» Work to be completed
Only the text of the records below belongs in the answer, copied exactly, with pictures omitted.

» Available data

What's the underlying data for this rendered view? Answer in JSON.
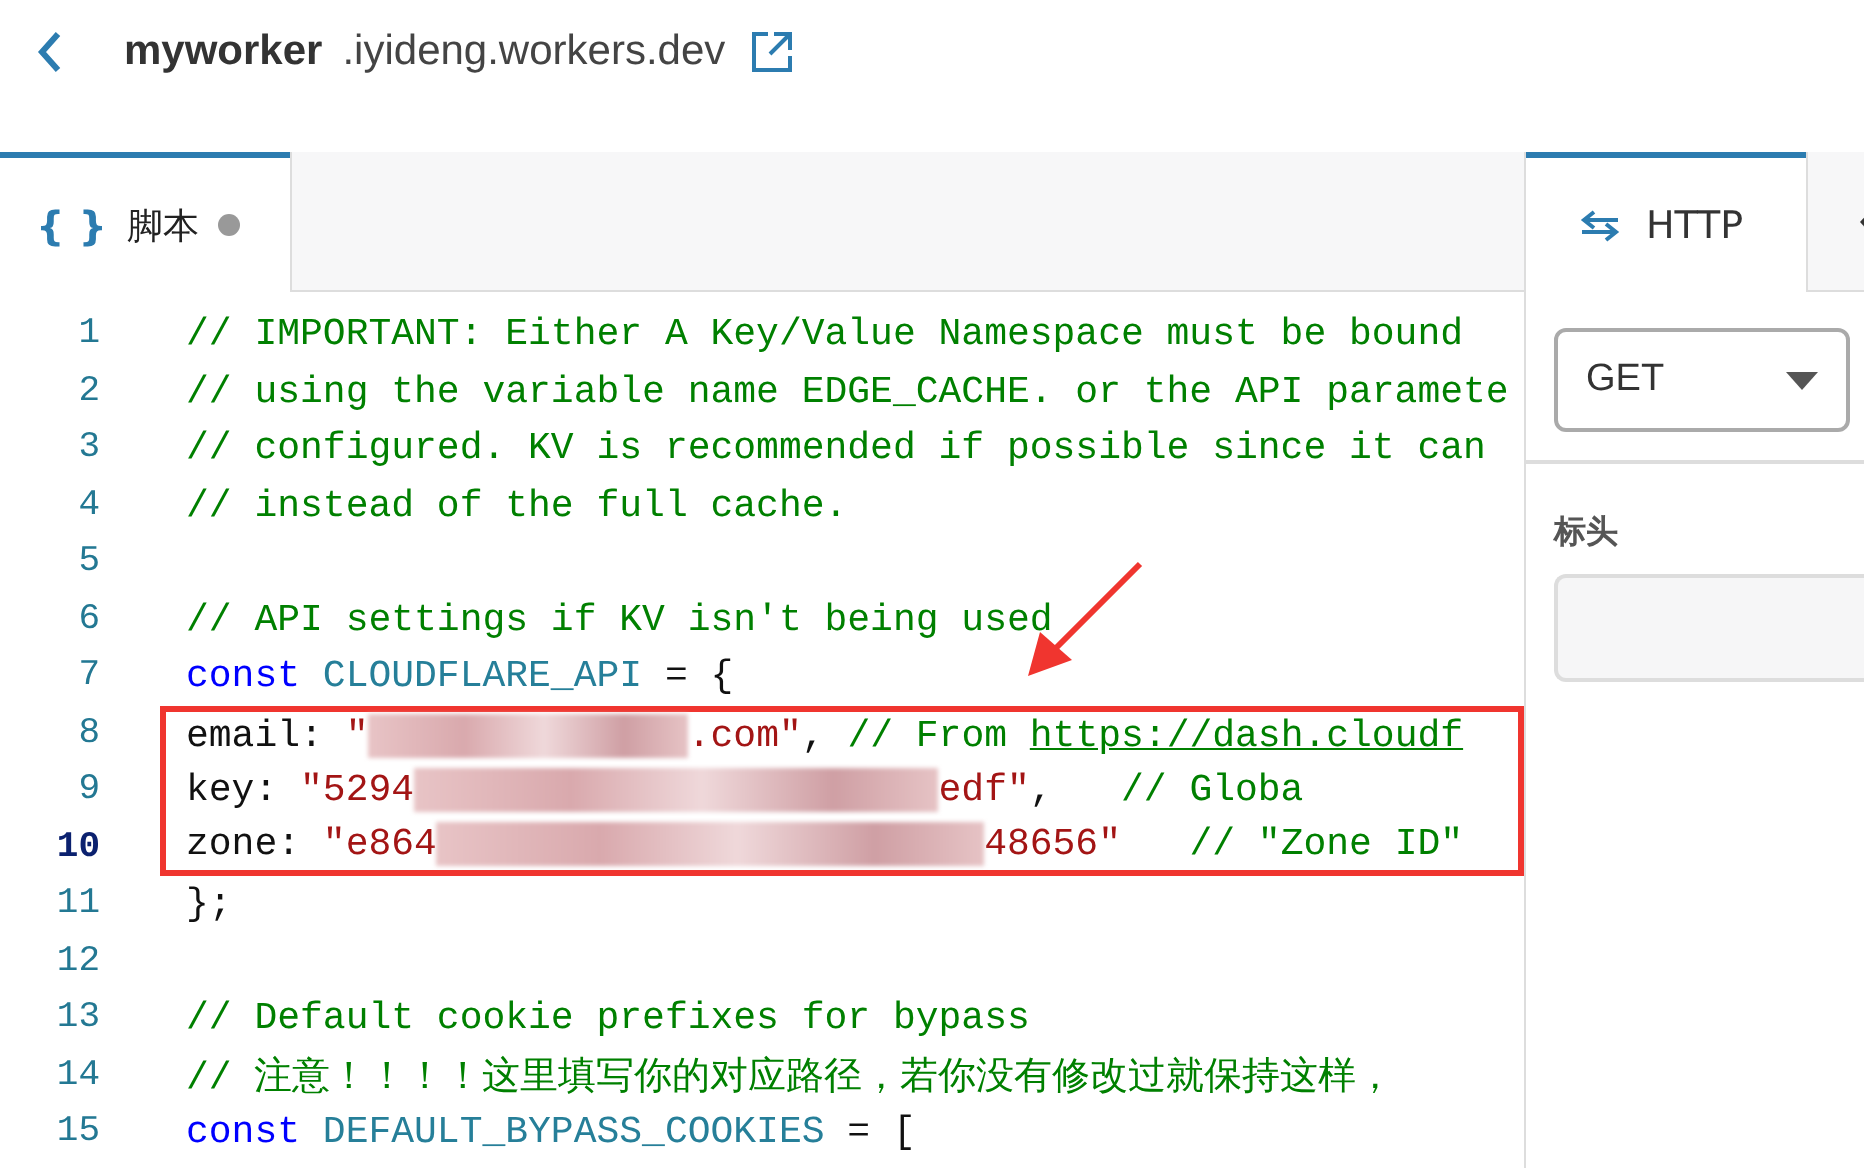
{
  "header": {
    "name": "myworker",
    "domain": ".iyideng.workers.dev"
  },
  "editor_tab": {
    "icon": "{ }",
    "label": "脚本",
    "selected": true,
    "modified": true
  },
  "code_lines": [
    {
      "number": "1",
      "current": false,
      "boxed": false,
      "tokens": [
        {
          "kind": "comment",
          "text": "// IMPORTANT: Either A Key/Value Namespace must be bound"
        }
      ]
    },
    {
      "number": "2",
      "current": false,
      "boxed": false,
      "tokens": [
        {
          "kind": "comment",
          "text": "// using the variable name EDGE_CACHE. or the API paramete"
        }
      ]
    },
    {
      "number": "3",
      "current": false,
      "boxed": false,
      "tokens": [
        {
          "kind": "comment",
          "text": "// configured. KV is recommended if possible since it can"
        }
      ]
    },
    {
      "number": "4",
      "current": false,
      "boxed": false,
      "tokens": [
        {
          "kind": "comment",
          "text": "// instead of the full cache."
        }
      ]
    },
    {
      "number": "5",
      "current": false,
      "boxed": false
    },
    {
      "number": "6",
      "current": false,
      "boxed": false,
      "tokens": [
        {
          "kind": "comment",
          "text": "// API settings if KV isn't being used"
        }
      ]
    },
    {
      "number": "7",
      "current": false,
      "boxed": false,
      "tokens": [
        {
          "kind": "keyword",
          "text": "const"
        },
        {
          "kind": "ident",
          "text": " CLOUDFLARE_API"
        },
        {
          "kind": "plain",
          "text": " = {"
        }
      ]
    },
    {
      "number": "8",
      "current": false,
      "boxed": true,
      "tokens": [
        {
          "kind": "plain",
          "text": "email: "
        },
        {
          "kind": "string",
          "text": "\""
        },
        {
          "kind": "redacted"
        },
        {
          "kind": "string",
          "text": ".com\""
        },
        {
          "kind": "plain",
          "text": ", "
        },
        {
          "kind": "comment",
          "text": "// From "
        },
        {
          "kind": "link",
          "text": "https://dash.cloudf"
        }
      ]
    },
    {
      "number": "9",
      "current": false,
      "boxed": true,
      "tokens": [
        {
          "kind": "plain",
          "text": "key: "
        },
        {
          "kind": "string",
          "text": "\"5294"
        },
        {
          "kind": "redacted"
        },
        {
          "kind": "string",
          "text": "edf\""
        },
        {
          "kind": "plain",
          "text": ",   "
        },
        {
          "kind": "comment",
          "text": "// Globa"
        }
      ]
    },
    {
      "number": "10",
      "current": true,
      "boxed": true,
      "tokens": [
        {
          "kind": "plain",
          "text": "zone: "
        },
        {
          "kind": "string",
          "text": "\"e864"
        },
        {
          "kind": "redacted"
        },
        {
          "kind": "string",
          "text": "48656\""
        },
        {
          "kind": "comment",
          "text": "   // \"Zone ID\""
        }
      ]
    },
    {
      "number": "11",
      "current": false,
      "boxed": false,
      "tokens": [
        {
          "kind": "plain",
          "text": "};"
        }
      ]
    },
    {
      "number": "12",
      "current": false,
      "boxed": false
    },
    {
      "number": "13",
      "current": false,
      "boxed": false,
      "tokens": [
        {
          "kind": "comment",
          "text": "// Default cookie prefixes for bypass"
        }
      ]
    },
    {
      "number": "14",
      "current": false,
      "boxed": false,
      "tokens": [
        {
          "kind": "comment",
          "text": "// 注意！！！！这里填写你的对应路径，若你没有修改过就保持这样，"
        }
      ]
    },
    {
      "number": "15",
      "current": false,
      "boxed": false,
      "tokens": [
        {
          "kind": "keyword",
          "text": "const"
        },
        {
          "kind": "ident",
          "text": " DEFAULT_BYPASS_COOKIES"
        },
        {
          "kind": "plain",
          "text": " = ["
        }
      ]
    }
  ],
  "side_tabs": [
    {
      "label": "HTTP",
      "selected": true
    },
    {
      "selected": false
    }
  ],
  "method": {
    "value": "GET"
  },
  "headers_label": "标头"
}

» Your solution
What's the underlying data for this rendered view? Answer in JSON.
{
  "header": {
    "name": "myworker",
    "domain": ".iyideng.workers.dev"
  },
  "editor_tab": {
    "icon": "{ }",
    "label": "脚本",
    "selected": true,
    "modified": true
  },
  "code_lines": [
    {
      "number": "1",
      "current": false,
      "boxed": false,
      "tokens": [
        {
          "kind": "comment",
          "text": "// IMPORTANT: Either A Key/Value Namespace must be bound"
        }
      ]
    },
    {
      "number": "2",
      "current": false,
      "boxed": false,
      "tokens": [
        {
          "kind": "comment",
          "text": "// using the variable name EDGE_CACHE. or the API paramete"
        }
      ]
    },
    {
      "number": "3",
      "current": false,
      "boxed": false,
      "tokens": [
        {
          "kind": "comment",
          "text": "// configured. KV is recommended if possible since it can"
        }
      ]
    },
    {
      "number": "4",
      "current": false,
      "boxed": false,
      "tokens": [
        {
          "kind": "comment",
          "text": "// instead of the full cache."
        }
      ]
    },
    {
      "number": "5",
      "current": false,
      "boxed": false
    },
    {
      "number": "6",
      "current": false,
      "boxed": false,
      "tokens": [
        {
          "kind": "comment",
          "text": "// API settings if KV isn't being used"
        }
      ]
    },
    {
      "number": "7",
      "current": false,
      "boxed": false,
      "tokens": [
        {
          "kind": "keyword",
          "text": "const"
        },
        {
          "kind": "ident",
          "text": " CLOUDFLARE_API"
        },
        {
          "kind": "plain",
          "text": " = {"
        }
      ]
    },
    {
      "number": "8",
      "current": false,
      "boxed": true,
      "tokens": [
        {
          "kind": "plain",
          "text": "email: "
        },
        {
          "kind": "string",
          "text": "\""
        },
        {
          "kind": "redacted"
        },
        {
          "kind": "string",
          "text": ".com\""
        },
        {
          "kind": "plain",
          "text": ", "
        },
        {
          "kind": "comment",
          "text": "// From "
        },
        {
          "kind": "link",
          "text": "https://dash.cloudf"
        }
      ]
    },
    {
      "number": "9",
      "current": false,
      "boxed": true,
      "tokens": [
        {
          "kind": "plain",
          "text": "key: "
        },
        {
          "kind": "string",
          "text": "\"5294"
        },
        {
          "kind": "redacted"
        },
        {
          "kind": "string",
          "text": "edf\""
        },
        {
          "kind": "plain",
          "text": ",   "
        },
        {
          "kind": "comment",
          "text": "// Globa"
        }
      ]
    },
    {
      "number": "10",
      "current": true,
      "boxed": true,
      "tokens": [
        {
          "kind": "plain",
          "text": "zone: "
        },
        {
          "kind": "string",
          "text": "\"e864"
        },
        {
          "kind": "redacted"
        },
        {
          "kind": "string",
          "text": "48656\""
        },
        {
          "kind": "comment",
          "text": "   // \"Zone ID\""
        }
      ]
    },
    {
      "number": "11",
      "current": false,
      "boxed": false,
      "tokens": [
        {
          "kind": "plain",
          "text": "};"
        }
      ]
    },
    {
      "number": "12",
      "current": false,
      "boxed": false
    },
    {
      "number": "13",
      "current": false,
      "boxed": false,
      "tokens": [
        {
          "kind": "comment",
          "text": "// Default cookie prefixes for bypass"
        }
      ]
    },
    {
      "number": "14",
      "current": false,
      "boxed": false,
      "tokens": [
        {
          "kind": "comment",
          "text": "// 注意！！！！这里填写你的对应路径，若你没有修改过就保持这样，"
        }
      ]
    },
    {
      "number": "15",
      "current": false,
      "boxed": false,
      "tokens": [
        {
          "kind": "keyword",
          "text": "const"
        },
        {
          "kind": "ident",
          "text": " DEFAULT_BYPASS_COOKIES"
        },
        {
          "kind": "plain",
          "text": " = ["
        }
      ]
    }
  ],
  "side_tabs": [
    {
      "label": "HTTP",
      "selected": true
    },
    {
      "selected": false
    }
  ],
  "method": {
    "value": "GET"
  },
  "headers_label": "标头"
}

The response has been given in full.